→ **Task statement**: Return all of the entries, keeping every word and mark as it is.

→ **Materials provided**:
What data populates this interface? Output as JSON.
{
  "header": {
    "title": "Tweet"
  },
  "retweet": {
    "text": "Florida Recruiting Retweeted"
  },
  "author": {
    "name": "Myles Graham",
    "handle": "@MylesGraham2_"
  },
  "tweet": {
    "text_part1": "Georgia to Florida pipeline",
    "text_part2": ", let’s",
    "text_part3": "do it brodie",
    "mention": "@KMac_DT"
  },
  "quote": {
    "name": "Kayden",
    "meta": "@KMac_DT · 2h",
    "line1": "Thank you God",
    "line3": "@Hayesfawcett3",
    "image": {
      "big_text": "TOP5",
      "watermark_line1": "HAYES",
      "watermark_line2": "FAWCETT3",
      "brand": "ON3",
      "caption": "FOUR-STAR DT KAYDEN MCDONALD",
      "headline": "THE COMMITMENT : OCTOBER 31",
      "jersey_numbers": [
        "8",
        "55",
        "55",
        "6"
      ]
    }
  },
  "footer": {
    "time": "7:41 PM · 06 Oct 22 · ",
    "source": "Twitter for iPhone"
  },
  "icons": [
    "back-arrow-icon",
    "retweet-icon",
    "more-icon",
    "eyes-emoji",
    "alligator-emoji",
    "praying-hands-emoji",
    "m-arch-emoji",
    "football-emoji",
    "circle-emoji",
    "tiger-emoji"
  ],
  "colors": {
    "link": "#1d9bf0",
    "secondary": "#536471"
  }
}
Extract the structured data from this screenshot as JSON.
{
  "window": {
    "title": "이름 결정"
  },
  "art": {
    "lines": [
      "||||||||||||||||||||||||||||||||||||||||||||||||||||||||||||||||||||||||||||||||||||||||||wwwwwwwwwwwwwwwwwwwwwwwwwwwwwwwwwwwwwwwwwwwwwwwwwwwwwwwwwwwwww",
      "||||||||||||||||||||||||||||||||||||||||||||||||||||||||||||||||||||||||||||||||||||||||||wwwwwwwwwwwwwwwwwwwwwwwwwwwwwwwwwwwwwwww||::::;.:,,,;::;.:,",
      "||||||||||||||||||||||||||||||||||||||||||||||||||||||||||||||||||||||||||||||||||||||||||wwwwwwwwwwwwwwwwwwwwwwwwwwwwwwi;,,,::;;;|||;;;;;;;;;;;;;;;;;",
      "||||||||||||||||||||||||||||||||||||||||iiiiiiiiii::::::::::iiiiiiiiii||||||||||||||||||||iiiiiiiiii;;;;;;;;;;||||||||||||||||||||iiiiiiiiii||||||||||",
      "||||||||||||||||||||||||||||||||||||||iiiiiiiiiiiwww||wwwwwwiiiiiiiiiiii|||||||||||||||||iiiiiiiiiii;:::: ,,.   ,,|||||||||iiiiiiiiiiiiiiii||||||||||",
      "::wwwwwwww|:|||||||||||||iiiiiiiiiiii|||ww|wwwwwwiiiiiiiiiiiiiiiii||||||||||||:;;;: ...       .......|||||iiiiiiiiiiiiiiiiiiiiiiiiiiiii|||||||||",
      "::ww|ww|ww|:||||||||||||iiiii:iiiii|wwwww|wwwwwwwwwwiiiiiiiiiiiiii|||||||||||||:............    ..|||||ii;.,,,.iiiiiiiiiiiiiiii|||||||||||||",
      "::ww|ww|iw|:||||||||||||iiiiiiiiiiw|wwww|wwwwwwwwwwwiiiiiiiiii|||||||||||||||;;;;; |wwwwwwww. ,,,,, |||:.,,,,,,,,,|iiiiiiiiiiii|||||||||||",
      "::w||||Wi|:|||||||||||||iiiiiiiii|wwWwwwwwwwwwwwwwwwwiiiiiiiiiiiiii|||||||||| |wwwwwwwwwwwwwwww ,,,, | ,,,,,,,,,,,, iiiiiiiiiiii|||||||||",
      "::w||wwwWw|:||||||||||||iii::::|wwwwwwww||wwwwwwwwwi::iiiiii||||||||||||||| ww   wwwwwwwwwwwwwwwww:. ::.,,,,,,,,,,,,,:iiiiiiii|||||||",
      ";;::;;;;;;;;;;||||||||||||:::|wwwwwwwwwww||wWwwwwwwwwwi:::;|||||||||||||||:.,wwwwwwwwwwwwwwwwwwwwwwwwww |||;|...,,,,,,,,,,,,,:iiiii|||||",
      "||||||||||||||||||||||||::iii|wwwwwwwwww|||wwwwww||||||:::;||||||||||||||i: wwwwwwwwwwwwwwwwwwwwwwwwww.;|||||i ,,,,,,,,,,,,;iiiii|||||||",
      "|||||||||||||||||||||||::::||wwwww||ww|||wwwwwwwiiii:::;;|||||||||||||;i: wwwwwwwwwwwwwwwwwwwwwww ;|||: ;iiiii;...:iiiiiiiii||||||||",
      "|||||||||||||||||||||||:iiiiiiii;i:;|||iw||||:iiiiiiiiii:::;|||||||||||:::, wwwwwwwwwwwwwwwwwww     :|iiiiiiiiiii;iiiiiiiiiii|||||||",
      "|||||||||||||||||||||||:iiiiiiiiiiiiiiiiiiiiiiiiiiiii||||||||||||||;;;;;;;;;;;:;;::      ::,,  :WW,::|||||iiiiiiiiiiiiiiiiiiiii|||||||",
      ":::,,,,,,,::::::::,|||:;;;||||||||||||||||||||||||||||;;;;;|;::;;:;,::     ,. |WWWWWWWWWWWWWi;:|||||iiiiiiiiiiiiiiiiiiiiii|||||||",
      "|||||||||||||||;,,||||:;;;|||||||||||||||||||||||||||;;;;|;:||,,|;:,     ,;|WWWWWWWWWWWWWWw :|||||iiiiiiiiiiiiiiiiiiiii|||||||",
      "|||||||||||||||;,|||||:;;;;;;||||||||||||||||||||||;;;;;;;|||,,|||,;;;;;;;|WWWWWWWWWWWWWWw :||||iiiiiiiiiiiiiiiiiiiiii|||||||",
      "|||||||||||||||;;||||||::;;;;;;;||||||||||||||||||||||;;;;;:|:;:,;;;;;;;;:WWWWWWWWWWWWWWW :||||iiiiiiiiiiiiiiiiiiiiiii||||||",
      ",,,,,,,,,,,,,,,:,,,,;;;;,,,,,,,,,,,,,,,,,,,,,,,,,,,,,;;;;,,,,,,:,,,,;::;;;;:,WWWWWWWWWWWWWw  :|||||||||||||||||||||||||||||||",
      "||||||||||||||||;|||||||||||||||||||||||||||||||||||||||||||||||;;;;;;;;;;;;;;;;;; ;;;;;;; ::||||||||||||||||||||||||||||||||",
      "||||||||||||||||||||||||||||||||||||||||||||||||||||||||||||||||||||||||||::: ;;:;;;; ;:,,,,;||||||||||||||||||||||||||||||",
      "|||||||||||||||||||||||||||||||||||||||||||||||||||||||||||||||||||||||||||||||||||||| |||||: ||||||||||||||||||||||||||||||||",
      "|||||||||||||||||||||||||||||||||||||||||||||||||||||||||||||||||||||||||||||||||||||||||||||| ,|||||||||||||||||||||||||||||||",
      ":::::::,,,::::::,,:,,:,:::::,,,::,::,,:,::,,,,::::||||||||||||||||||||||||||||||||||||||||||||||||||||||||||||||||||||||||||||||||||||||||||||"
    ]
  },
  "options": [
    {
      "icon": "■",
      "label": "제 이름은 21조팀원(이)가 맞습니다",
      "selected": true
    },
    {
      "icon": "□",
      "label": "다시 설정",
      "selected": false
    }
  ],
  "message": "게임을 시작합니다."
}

→ **Your solution**:
What data populates this interface? Output as JSON.
{
  "header": {
    "title": "Tweet"
  },
  "retweet": {
    "text": "Florida Recruiting Retweeted"
  },
  "author": {
    "name": "Myles Graham",
    "handle": "@MylesGraham2_"
  },
  "tweet": {
    "text_part1": "Georgia to Florida pipeline",
    "text_part2": ", let’s",
    "text_part3": "do it brodie",
    "mention": "@KMac_DT"
  },
  "quote": {
    "name": "Kayden",
    "meta": "@KMac_DT · 2h",
    "line1": "Thank you God",
    "line3": "@Hayesfawcett3",
    "image": {
      "big_text": "TOP5",
      "watermark_line1": "HAYES",
      "watermark_line2": "FAWCETT3",
      "brand": "ON3",
      "caption": "FOUR-STAR DT KAYDEN MCDONALD",
      "headline": "THE COMMITMENT : OCTOBER 31",
      "jersey_numbers": [
        "8",
        "55",
        "55",
        "6"
      ]
    }
  },
  "footer": {
    "time": "7:41 PM · 06 Oct 22 · ",
    "source": "Twitter for iPhone"
  },
  "icons": [
    "back-arrow-icon",
    "retweet-icon",
    "more-icon",
    "eyes-emoji",
    "alligator-emoji",
    "praying-hands-emoji",
    "m-arch-emoji",
    "football-emoji",
    "circle-emoji",
    "tiger-emoji"
  ],
  "colors": {
    "link": "#1d9bf0",
    "secondary": "#536471"
  }
}
Extract the structured data from this screenshot as JSON.
{
  "window": {
    "title": "이름 결정"
  },
  "art": {
    "lines": [
      "||||||||||||||||||||||||||||||||||||||||||||||||||||||||||||||||||||||||||||||||||||||||||wwwwwwwwwwwwwwwwwwwwwwwwwwwwwwwwwwwwwwwwwwwwwwwwwwwwwwwwwwwwww",
      "||||||||||||||||||||||||||||||||||||||||||||||||||||||||||||||||||||||||||||||||||||||||||wwwwwwwwwwwwwwwwwwwwwwwwwwwwwwwwwwwwwwww||::::;.:,,,;::;.:,",
      "||||||||||||||||||||||||||||||||||||||||||||||||||||||||||||||||||||||||||||||||||||||||||wwwwwwwwwwwwwwwwwwwwwwwwwwwwwwi;,,,::;;;|||;;;;;;;;;;;;;;;;;",
      "||||||||||||||||||||||||||||||||||||||||iiiiiiiiii::::::::::iiiiiiiiii||||||||||||||||||||iiiiiiiiii;;;;;;;;;;||||||||||||||||||||iiiiiiiiii||||||||||",
      "||||||||||||||||||||||||||||||||||||||iiiiiiiiiiiwww||wwwwwwiiiiiiiiiiii|||||||||||||||||iiiiiiiiiii;:::: ,,.   ,,|||||||||iiiiiiiiiiiiiiii||||||||||",
      "::wwwwwwww|:|||||||||||||iiiiiiiiiiii|||ww|wwwwwwiiiiiiiiiiiiiiiii||||||||||||:;;;: ...       .......|||||iiiiiiiiiiiiiiiiiiiiiiiiiiiii|||||||||",
      "::ww|ww|ww|:||||||||||||iiiii:iiiii|wwwww|wwwwwwwwwwiiiiiiiiiiiiii|||||||||||||:............    ..|||||ii;.,,,.iiiiiiiiiiiiiiii|||||||||||||",
      "::ww|ww|iw|:||||||||||||iiiiiiiiiiw|wwww|wwwwwwwwwwwiiiiiiiiii|||||||||||||||;;;;; |wwwwwwww. ,,,,, |||:.,,,,,,,,,|iiiiiiiiiiii|||||||||||",
      "::w||||Wi|:|||||||||||||iiiiiiiii|wwWwwwwwwwwwwwwwwwwiiiiiiiiiiiiii|||||||||| |wwwwwwwwwwwwwwww ,,,, | ,,,,,,,,,,,, iiiiiiiiiiii|||||||||",
      "::w||wwwWw|:||||||||||||iii::::|wwwwwwww||wwwwwwwwwi::iiiiii||||||||||||||| ww   wwwwwwwwwwwwwwwww:. ::.,,,,,,,,,,,,,:iiiiiiii|||||||",
      ";;::;;;;;;;;;;||||||||||||:::|wwwwwwwwwww||wWwwwwwwwwwi:::;|||||||||||||||:.,wwwwwwwwwwwwwwwwwwwwwwwwww |||;|...,,,,,,,,,,,,,:iiiii|||||",
      "||||||||||||||||||||||||::iii|wwwwwwwwww|||wwwwww||||||:::;||||||||||||||i: wwwwwwwwwwwwwwwwwwwwwwwwww.;|||||i ,,,,,,,,,,,,;iiiii|||||||",
      "|||||||||||||||||||||||::::||wwwww||ww|||wwwwwwwiiii:::;;|||||||||||||;i: wwwwwwwwwwwwwwwwwwwwwww ;|||: ;iiiii;...:iiiiiiiii||||||||",
      "|||||||||||||||||||||||:iiiiiiii;i:;|||iw||||:iiiiiiiiii:::;|||||||||||:::, wwwwwwwwwwwwwwwwwww     :|iiiiiiiiiii;iiiiiiiiiii|||||||",
      "|||||||||||||||||||||||:iiiiiiiiiiiiiiiiiiiiiiiiiiiii||||||||||||||;;;;;;;;;;;:;;::      ::,,  :WW,::|||||iiiiiiiiiiiiiiiiiiiii|||||||",
      ":::,,,,,,,::::::::,|||:;;;||||||||||||||||||||||||||||;;;;;|;::;;:;,::     ,. |WWWWWWWWWWWWWi;:|||||iiiiiiiiiiiiiiiiiiiiii|||||||",
      "|||||||||||||||;,,||||:;;;|||||||||||||||||||||||||||;;;;|;:||,,|;:,     ,;|WWWWWWWWWWWWWWw :|||||iiiiiiiiiiiiiiiiiiiii|||||||",
      "|||||||||||||||;,|||||:;;;;;;||||||||||||||||||||||;;;;;;;|||,,|||,;;;;;;;|WWWWWWWWWWWWWWw :||||iiiiiiiiiiiiiiiiiiiiii|||||||",
      "|||||||||||||||;;||||||::;;;;;;;||||||||||||||||||||||;;;;;:|:;:,;;;;;;;;:WWWWWWWWWWWWWWW :||||iiiiiiiiiiiiiiiiiiiiiii||||||",
      ",,,,,,,,,,,,,,,:,,,,;;;;,,,,,,,,,,,,,,,,,,,,,,,,,,,,,;;;;,,,,,,:,,,,;::;;;;:,WWWWWWWWWWWWWw  :|||||||||||||||||||||||||||||||",
      "||||||||||||||||;|||||||||||||||||||||||||||||||||||||||||||||||;;;;;;;;;;;;;;;;;; ;;;;;;; ::||||||||||||||||||||||||||||||||",
      "||||||||||||||||||||||||||||||||||||||||||||||||||||||||||||||||||||||||||::: ;;:;;;; ;:,,,,;||||||||||||||||||||||||||||||",
      "|||||||||||||||||||||||||||||||||||||||||||||||||||||||||||||||||||||||||||||||||||||| |||||: ||||||||||||||||||||||||||||||||",
      "|||||||||||||||||||||||||||||||||||||||||||||||||||||||||||||||||||||||||||||||||||||||||||||| ,|||||||||||||||||||||||||||||||",
      ":::::::,,,::::::,,:,,:,:::::,,,::,::,,:,::,,,,::::||||||||||||||||||||||||||||||||||||||||||||||||||||||||||||||||||||||||||||||||||||||||||||"
    ]
  },
  "options": [
    {
      "icon": "■",
      "label": "제 이름은 21조팀원(이)가 맞습니다",
      "selected": true
    },
    {
      "icon": "□",
      "label": "다시 설정",
      "selected": false
    }
  ],
  "message": "게임을 시작합니다."
}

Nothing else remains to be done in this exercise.